### Raw data
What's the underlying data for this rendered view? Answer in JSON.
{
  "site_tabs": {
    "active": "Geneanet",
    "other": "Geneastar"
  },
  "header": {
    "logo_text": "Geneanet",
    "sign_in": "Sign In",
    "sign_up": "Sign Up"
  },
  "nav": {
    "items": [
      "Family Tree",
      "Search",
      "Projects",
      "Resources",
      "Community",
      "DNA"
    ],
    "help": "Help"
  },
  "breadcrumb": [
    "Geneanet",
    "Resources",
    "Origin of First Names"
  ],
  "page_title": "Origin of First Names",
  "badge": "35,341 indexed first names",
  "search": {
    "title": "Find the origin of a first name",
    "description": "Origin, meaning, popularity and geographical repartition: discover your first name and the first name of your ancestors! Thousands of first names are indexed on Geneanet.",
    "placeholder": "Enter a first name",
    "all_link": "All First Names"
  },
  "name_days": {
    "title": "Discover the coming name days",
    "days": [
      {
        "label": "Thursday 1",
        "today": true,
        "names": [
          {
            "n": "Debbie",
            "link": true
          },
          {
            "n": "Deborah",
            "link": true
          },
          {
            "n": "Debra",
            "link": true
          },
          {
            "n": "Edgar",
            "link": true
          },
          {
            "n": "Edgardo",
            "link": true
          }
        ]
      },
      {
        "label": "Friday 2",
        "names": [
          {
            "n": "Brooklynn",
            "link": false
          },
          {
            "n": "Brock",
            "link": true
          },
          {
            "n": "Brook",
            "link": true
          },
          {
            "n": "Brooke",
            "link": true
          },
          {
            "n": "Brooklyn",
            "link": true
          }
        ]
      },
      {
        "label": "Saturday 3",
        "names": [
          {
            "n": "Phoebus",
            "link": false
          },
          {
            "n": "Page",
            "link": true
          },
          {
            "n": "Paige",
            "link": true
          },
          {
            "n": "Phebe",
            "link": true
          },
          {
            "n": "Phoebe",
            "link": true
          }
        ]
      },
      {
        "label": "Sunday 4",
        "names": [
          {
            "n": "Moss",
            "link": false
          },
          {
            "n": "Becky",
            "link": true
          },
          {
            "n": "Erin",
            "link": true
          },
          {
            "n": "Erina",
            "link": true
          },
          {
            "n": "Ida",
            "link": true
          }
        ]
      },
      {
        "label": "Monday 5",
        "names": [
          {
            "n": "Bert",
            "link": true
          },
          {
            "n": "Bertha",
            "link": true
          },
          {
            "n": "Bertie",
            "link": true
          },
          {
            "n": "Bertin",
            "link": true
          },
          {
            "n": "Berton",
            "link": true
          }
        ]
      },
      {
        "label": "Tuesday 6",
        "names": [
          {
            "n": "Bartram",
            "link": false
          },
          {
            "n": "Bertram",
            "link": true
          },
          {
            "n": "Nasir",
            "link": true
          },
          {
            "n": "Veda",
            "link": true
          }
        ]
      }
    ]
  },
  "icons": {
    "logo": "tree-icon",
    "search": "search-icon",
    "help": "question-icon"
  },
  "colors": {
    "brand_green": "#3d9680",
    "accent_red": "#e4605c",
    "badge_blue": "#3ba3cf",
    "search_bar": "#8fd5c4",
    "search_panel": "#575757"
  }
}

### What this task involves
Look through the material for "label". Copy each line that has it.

### Answer section
        "label": "Thursday 1",
        "label": "Friday 2",
        "label": "Saturday 3",
        "label": "Sunday 4",
        "label": "Monday 5",
        "label": "Tuesday 6",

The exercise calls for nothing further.